*EXERCISE GOAL:*
Which lines of the entries hold the string "selected"? Copy each one.

*GIVEN INFORMATION:*
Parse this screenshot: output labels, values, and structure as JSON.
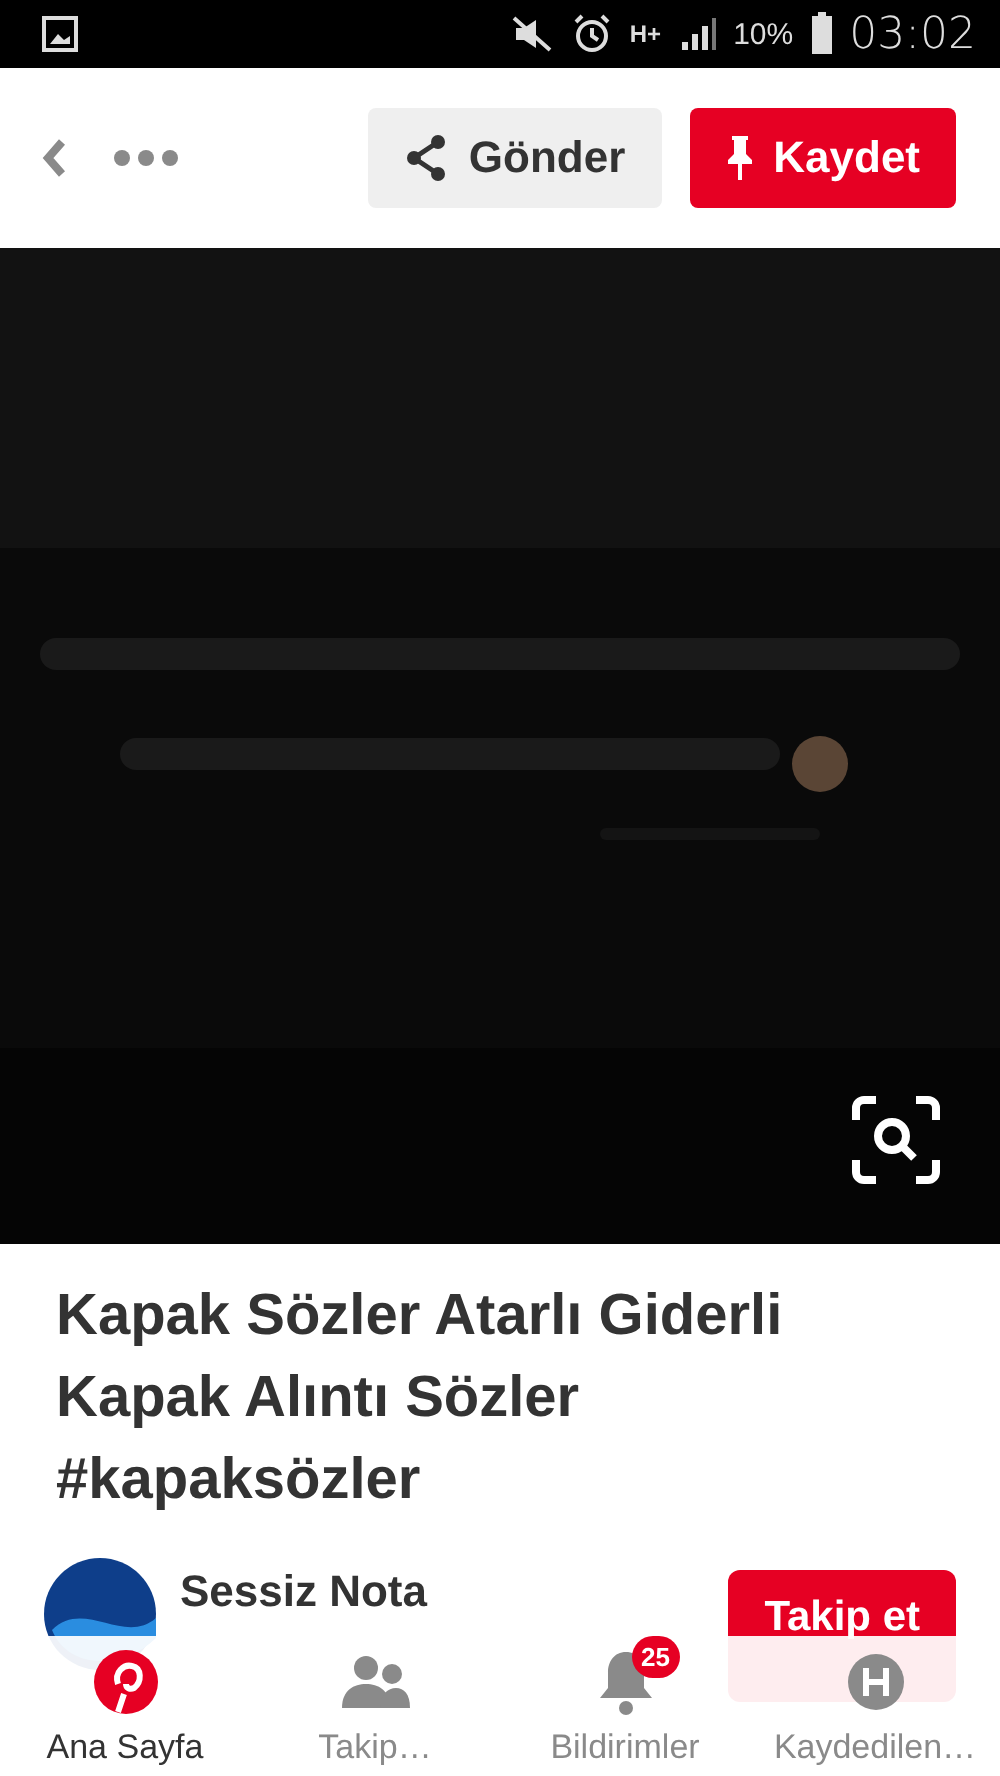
{
  "status_bar": {
    "network": "H+",
    "battery": "10%",
    "time": "03:02"
  },
  "toolbar": {
    "share_button": "Gönder",
    "save_button": "Kaydet"
  },
  "pin": {
    "title": "Kapak Sözler Atarlı Giderli Kapak Alıntı Sözler #kapaksözler"
  },
  "author": {
    "name": "Sessiz Nota",
    "follow_button": "Takip et"
  },
  "bottom_nav": [
    {
      "label": "Ana Sayfa",
      "kind": "home",
      "selected": true
    },
    {
      "label": "Takip…",
      "kind": "following",
      "selected": false
    },
    {
      "label": "Bildirimler",
      "kind": "notifications",
      "selected": false,
      "badge": "25"
    },
    {
      "label": "Kaydedilen…",
      "kind": "saved",
      "selected": false
    }
  ]
}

*TASK OUTPUT:*
      "selected": true
      "selected": false
      "selected": false,
      "selected": false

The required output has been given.